PEX Clip
3 Way Tee Connection
When planning the layout of the water system I was careful to take into consideration that the finished Tiny House will result in tight spaces that could make repairs later somewhat problematic. I plan to have ball valves in four spots along the system so that I can shut the water off where a leak or problem may be without compromising the rest of the system. In other words, if I need to repair the kitchen water line I don't want the shower to be cut off so I can still get water. Also, because space is tight, I want to make sure that I use sections of line that I can easily access and repair. For that reason I included some straight connector fittings just to allow for a break-off point to replace short sections. Clips will hold the pipes in place. 

The cost to run the pipe for my tiny dwelling will be about $400, including an outside spigot. I do not feel this is a high cost based on the quality of the product and how long it should all last. Because the majority of the PEX tubing and plumbing will be inside the house, the risk of freezing pipes in winter is reduced, but the damage from leaks could be more costly.

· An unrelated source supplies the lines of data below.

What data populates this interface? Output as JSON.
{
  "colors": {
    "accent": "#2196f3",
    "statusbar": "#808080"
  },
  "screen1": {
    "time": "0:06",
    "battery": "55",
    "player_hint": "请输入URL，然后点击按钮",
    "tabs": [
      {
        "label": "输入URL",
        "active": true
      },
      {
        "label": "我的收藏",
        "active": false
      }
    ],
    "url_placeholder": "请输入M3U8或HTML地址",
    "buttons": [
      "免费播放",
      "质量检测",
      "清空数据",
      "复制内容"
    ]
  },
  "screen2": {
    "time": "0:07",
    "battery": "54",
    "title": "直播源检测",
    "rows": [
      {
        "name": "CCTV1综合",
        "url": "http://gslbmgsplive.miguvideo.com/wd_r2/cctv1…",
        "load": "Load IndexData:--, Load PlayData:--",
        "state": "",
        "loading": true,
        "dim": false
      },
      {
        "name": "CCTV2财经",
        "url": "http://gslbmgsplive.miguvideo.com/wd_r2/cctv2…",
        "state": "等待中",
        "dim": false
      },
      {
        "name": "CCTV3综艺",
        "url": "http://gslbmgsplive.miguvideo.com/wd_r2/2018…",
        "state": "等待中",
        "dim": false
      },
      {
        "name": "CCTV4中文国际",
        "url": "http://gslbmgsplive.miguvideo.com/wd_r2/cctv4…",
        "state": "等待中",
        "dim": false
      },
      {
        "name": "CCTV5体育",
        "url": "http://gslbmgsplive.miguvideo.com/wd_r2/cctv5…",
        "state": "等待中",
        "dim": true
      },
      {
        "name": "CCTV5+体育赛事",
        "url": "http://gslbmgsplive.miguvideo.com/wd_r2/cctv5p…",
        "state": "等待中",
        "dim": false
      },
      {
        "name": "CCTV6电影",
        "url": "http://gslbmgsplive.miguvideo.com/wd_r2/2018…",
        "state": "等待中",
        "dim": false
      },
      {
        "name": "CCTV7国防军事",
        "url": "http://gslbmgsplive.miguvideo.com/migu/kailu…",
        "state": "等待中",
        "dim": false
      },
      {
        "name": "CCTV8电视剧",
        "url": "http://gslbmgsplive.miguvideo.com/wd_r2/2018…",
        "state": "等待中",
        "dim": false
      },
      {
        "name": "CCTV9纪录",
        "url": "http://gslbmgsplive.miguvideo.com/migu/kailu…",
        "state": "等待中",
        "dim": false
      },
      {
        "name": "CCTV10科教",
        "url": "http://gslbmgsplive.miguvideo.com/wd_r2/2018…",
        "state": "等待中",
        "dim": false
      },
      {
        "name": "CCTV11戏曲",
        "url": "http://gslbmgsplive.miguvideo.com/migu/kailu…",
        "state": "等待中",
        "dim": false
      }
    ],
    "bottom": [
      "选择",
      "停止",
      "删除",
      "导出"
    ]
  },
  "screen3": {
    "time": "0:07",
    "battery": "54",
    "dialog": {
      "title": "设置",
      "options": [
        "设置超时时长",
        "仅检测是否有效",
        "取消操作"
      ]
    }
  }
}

Freezing pipes in winter can be problematic. I am aware that there are heaters that can be used in super cold climates to keep pipes from freezing. These heaters look like a long extension cord, plug into an outlet, and wrap around pipes, gently heating them to keep the fluid inside from forming ice crystals and becoming solid. The longer they are (the more pipe they wrap around) the more energy they draw. This is not an option for me because I am using an off the grid system and the amount of energy they draw would potentially drain my batteries in poor weather. However, if you are connected to the grid you may wish to consider using a pipe heater if the risk of your pipes freezing is significant enough. Otherwise you can do like I have and make sure there is air circulation where your pipes are so the heat of your home keeps the pipes nice and warm.
Faucet/Toilet Connectors

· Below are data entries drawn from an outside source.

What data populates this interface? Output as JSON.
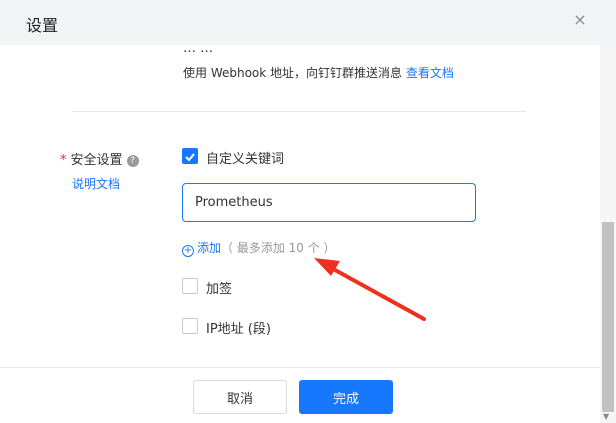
{
  "dialog": {
    "title": "设置",
    "close_icon": "×"
  },
  "webhook": {
    "partial_text": "… …",
    "text": "使用 Webhook 地址，向钉钉群推送消息",
    "link": "查看文档"
  },
  "security": {
    "required_mark": "*",
    "label": "安全设置",
    "help_icon": "?",
    "doc_link": "说明文档",
    "custom_keyword": {
      "label": "自定义关键词",
      "checked": true
    },
    "keyword_input": {
      "value": "Prometheus"
    },
    "add": {
      "plus": "+",
      "label": "添加",
      "hint": "（ 最多添加 10 个 ）"
    },
    "sign": {
      "label": "加签",
      "checked": false
    },
    "ip": {
      "label": "IP地址 (段)",
      "checked": false
    }
  },
  "footer": {
    "cancel": "取消",
    "done": "完成"
  },
  "colors": {
    "accent": "#1677ff",
    "arrow": "#f0301e",
    "required": "#f5222d"
  }
}
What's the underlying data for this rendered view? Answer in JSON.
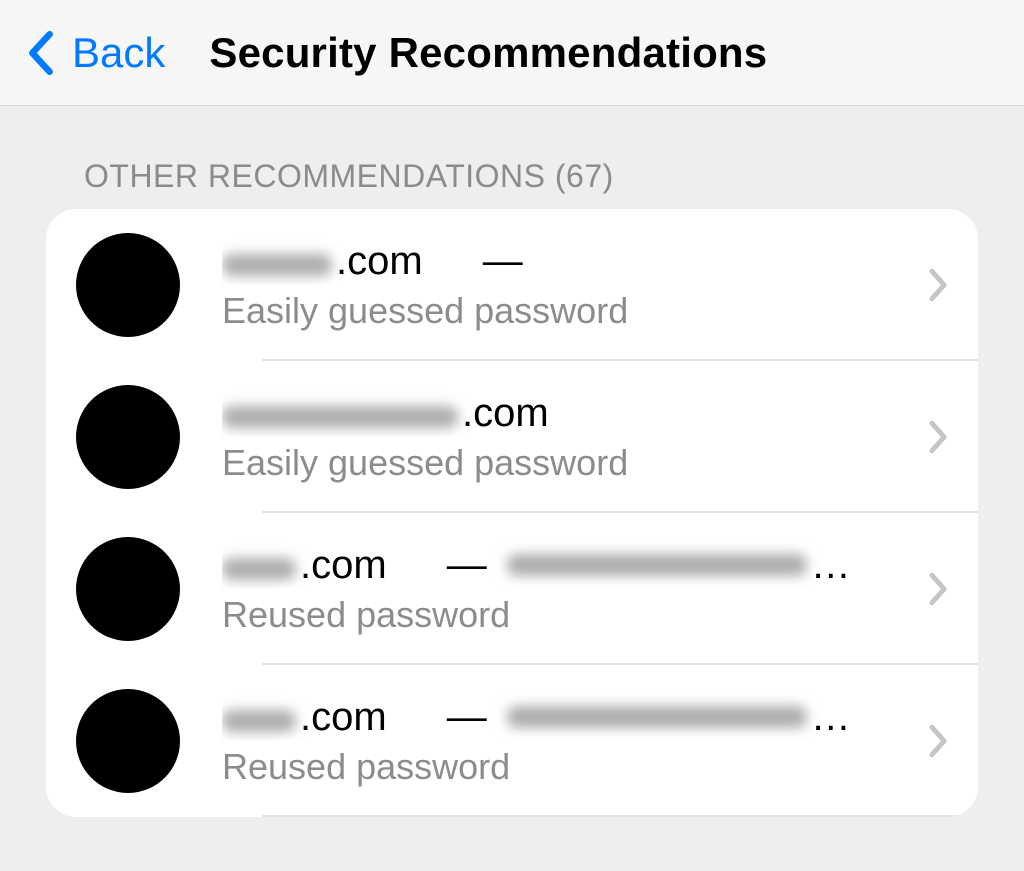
{
  "nav": {
    "back_label": "Back",
    "title": "Security Recommendations"
  },
  "section": {
    "header": "OTHER RECOMMENDATIONS (67)",
    "count": 67
  },
  "rows": [
    {
      "domain_redacted_width": 110,
      "domain_suffix": ".com",
      "dash": "—",
      "account_redacted_width": 0,
      "show_ellipsis": false,
      "sub": "Easily guessed password"
    },
    {
      "domain_redacted_width": 236,
      "domain_suffix": ".com",
      "dash": "",
      "account_redacted_width": 0,
      "show_ellipsis": false,
      "sub": "Easily guessed password"
    },
    {
      "domain_redacted_width": 74,
      "domain_suffix": ".com",
      "dash": "—",
      "account_redacted_width": 300,
      "show_ellipsis": true,
      "sub": "Reused password"
    },
    {
      "domain_redacted_width": 74,
      "domain_suffix": ".com",
      "dash": "—",
      "account_redacted_width": 300,
      "show_ellipsis": true,
      "sub": "Reused password"
    }
  ]
}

Here is a list of the parts I am using to complete my system: 
  • (1) Sillcock: Allows me to drain the system completely or to fill a bucket from the water tank (this will be outside the house, on the tongue side, under the trailer)

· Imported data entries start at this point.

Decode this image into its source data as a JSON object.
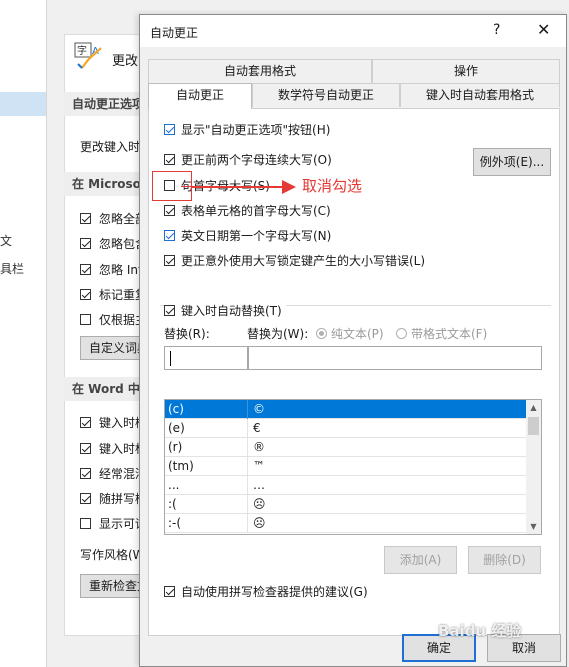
{
  "background_window": {
    "left_partial_items": [
      "文",
      "具栏"
    ],
    "header_title": "更改",
    "sections": [
      {
        "title": "自动更正选项"
      },
      {
        "title": "在 Microsoft"
      },
      {
        "title": "在 Word 中"
      }
    ],
    "autocorrect_text": "更改键入时",
    "spell_items": [
      {
        "label": "忽略全部",
        "checked": true
      },
      {
        "label": "忽略包含",
        "checked": true
      },
      {
        "label": "忽略 Int",
        "checked": true
      },
      {
        "label": "标记重复",
        "checked": true
      },
      {
        "label": "仅根据主",
        "checked": false
      }
    ],
    "custom_dict_button": "自定义词典",
    "word_items": [
      {
        "label": "键入时检",
        "checked": true
      },
      {
        "label": "键入时标",
        "checked": true
      },
      {
        "label": "经常混淆",
        "checked": true
      },
      {
        "label": "随拼写检",
        "checked": true
      },
      {
        "label": "显示可读",
        "checked": false
      }
    ],
    "writing_style_label": "写作风格(W",
    "recheck_button": "重新检查文"
  },
  "dialog": {
    "title": "自动更正",
    "help_label": "?",
    "close_label": "✕",
    "tabs_row1": [
      "自动套用格式",
      "操作"
    ],
    "tabs_row2": [
      {
        "label": "自动更正",
        "active": true
      },
      {
        "label": "数学符号自动更正",
        "active": false
      },
      {
        "label": "键入时自动套用格式",
        "active": false
      }
    ],
    "options": [
      {
        "label": "显示\"自动更正选项\"按钮(H)",
        "checked": true,
        "style": "blue"
      },
      {
        "label": "更正前两个字母连续大写(O)",
        "checked": true,
        "style": "normal"
      },
      {
        "label": "句首字母大写(S)",
        "checked": false,
        "style": "normal"
      },
      {
        "label": "表格单元格的首字母大写(C)",
        "checked": true,
        "style": "normal"
      },
      {
        "label": "英文日期第一个字母大写(N)",
        "checked": true,
        "style": "blue"
      },
      {
        "label": "更正意外使用大写锁定键产生的大小写错误(L)",
        "checked": true,
        "style": "normal"
      }
    ],
    "exceptions_button": "例外项(E)...",
    "replace_as_type": {
      "label": "键入时自动替换(T)",
      "checked": true
    },
    "replace_label": "替换(R):",
    "with_label": "替换为(W):",
    "plain_text": "纯文本(P)",
    "formatted_text": "带格式文本(F)",
    "replace_value": "",
    "with_value": "",
    "entries": [
      {
        "from": "(c)",
        "to": "©",
        "selected": true
      },
      {
        "from": "(e)",
        "to": "€",
        "selected": false
      },
      {
        "from": "(r)",
        "to": "®",
        "selected": false
      },
      {
        "from": "(tm)",
        "to": "™",
        "selected": false
      },
      {
        "from": "...",
        "to": "…",
        "selected": false
      },
      {
        "from": ":(",
        "to": "☹",
        "selected": false
      },
      {
        "from": ":-(",
        "to": "☹",
        "selected": false
      }
    ],
    "add_button": "添加(A)",
    "delete_button": "删除(D)",
    "spell_suggest": {
      "label": "自动使用拼写检查器提供的建议(G)",
      "checked": true
    },
    "ok_button": "确定",
    "cancel_button": "取消"
  },
  "annotation": {
    "text": "取消勾选",
    "color": "#e53935"
  },
  "watermark": "Baidu 经验",
  "colors": {
    "selection": "#0078d7",
    "checkbox_blue": "#1e6fd1",
    "annotation_red": "#e53935"
  }
}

  • (100) Clips: To secure the pipe down (sold in bags of 100)
  • (1) Water Heater Installation Kit (fittings for the on-demand, tankless water heater)
  • (4) Ball Joint Valve: Allows for shutting off the water along the system
  • (10) Female Straight Coupling: Connects PEX to pumps and tanks
  • (2) Toilet/Faucet Kit: Connect to faucets
  • (1) Red PEX Pipe 100': Red for the hot water
  • (2) Blue PEX Pipe  100': Blue for cold water
PEX requires a certain type of proprietary tool to install and it is generally close to, but under $100. My bf picked up a tool at a yard sale for $40, so you can find them cheaper than retail. You can also rent the tool, but I prefer to have one so that I can make emergency repairs or expand my system should I desire. Interested in how it is installed? Here is a short video explaining the process:

There are other options to choose from for plumbing, as I mentioned already, but the idea of sweating Copper or gluing PVC just does not really make me excited. I think that for a tiny house application PEX offers more pros than cons. Cost effective and easy installation are the factors that most impressed me. The fear of a leak and the damage it can do makes this gal want to install only the best.